These ICT service delivery centres, known as Nenasalas (‘nena’ means ‘knowledge’ and ‘salas’ means ‘shops’), are based on the vision of developing e-societies connecting community members to information and e-services.
Nenasalas serve as ICT hubs, linking the students, farmers and business owners to the internet and providing access to IT knowledge and skills with computer literacy classes. They serve as bases for radio broadcasts of market prices and agricultural information to farmers and telehealth facilities.
Moreoever, they have facilities for visually and hearing impaired individuals with audiobooks and hearing aids.

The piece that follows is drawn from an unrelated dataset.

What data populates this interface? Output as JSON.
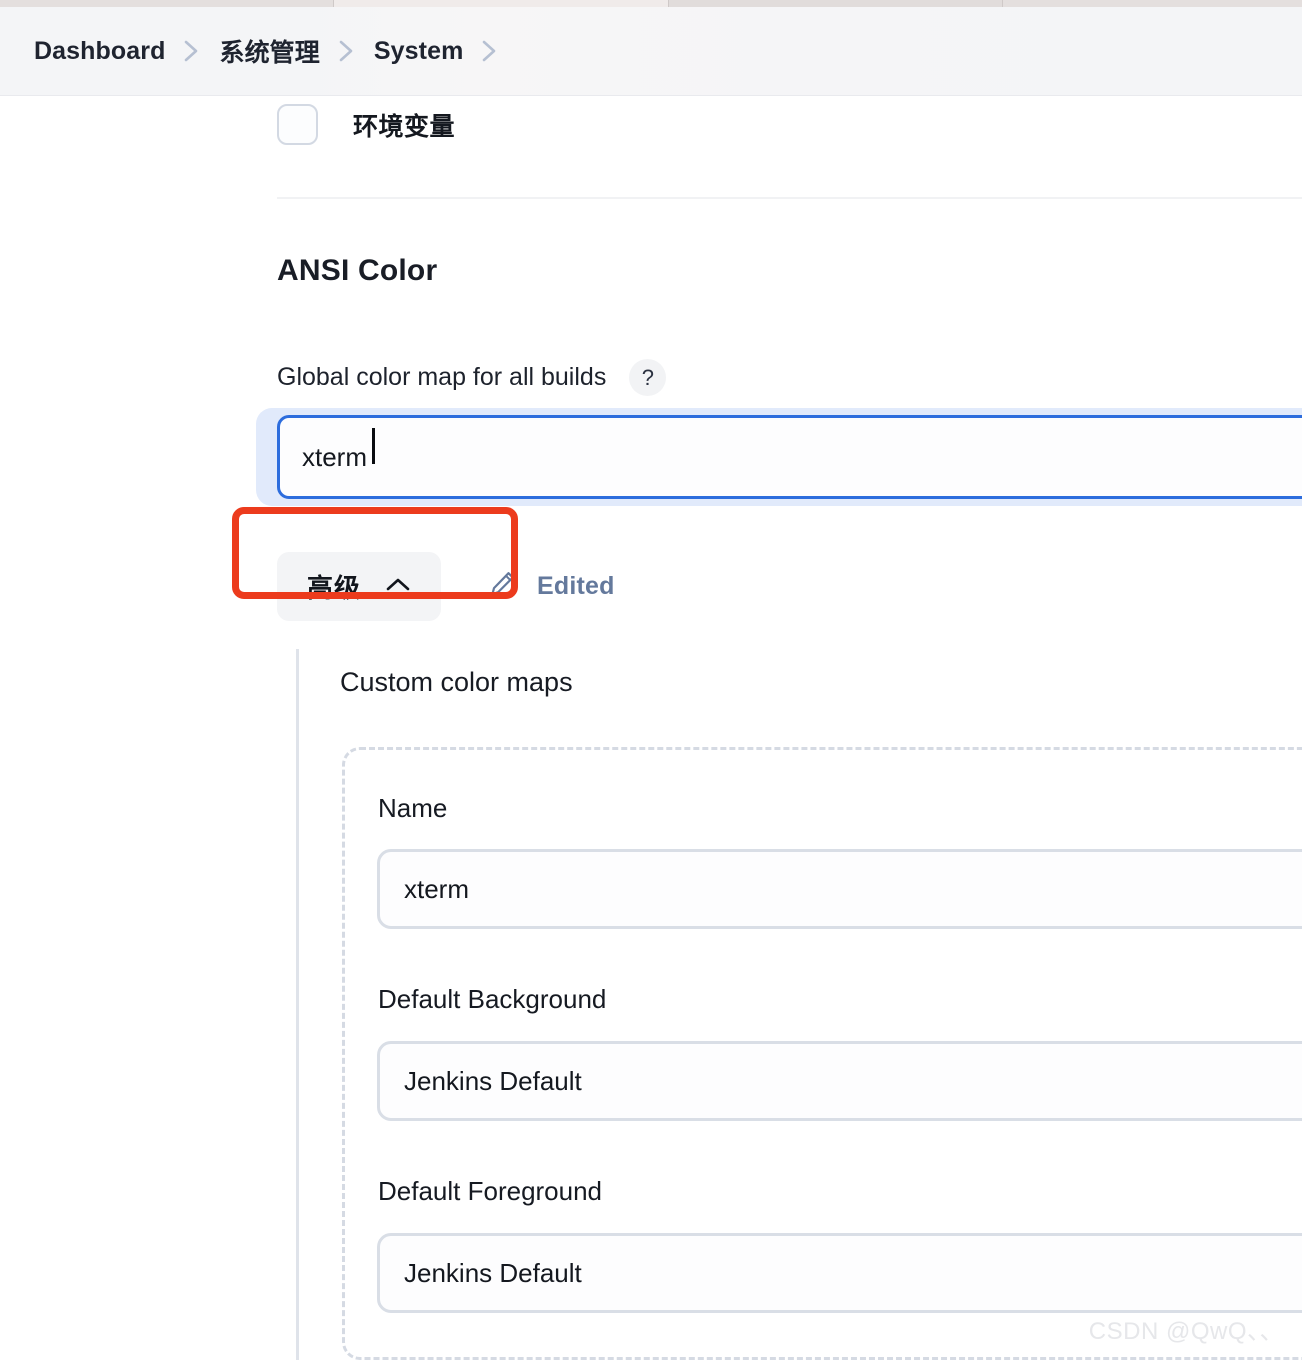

Chairman of ICT Agency (ICTA), Professor P. W. Epasinghe has said that the aim of the Nenasalas is to accelerate the process of equipping people with IT knowledge and facilities. The e-Sri Lanka strategy states the establishment of a network of 1000 Nenasalas to providing the communities with “affordable access to information and communications technologies”.
Epasinghe said that the opening of the new telecentres “coincides aptly with the economic development taking place in the North with the dawn peace in the country”, as the Northern Province recovers from the end of 25 years of civil strife.
There are currently a total of 699 Nenasalas across the country, with 19 more to be opened in the North.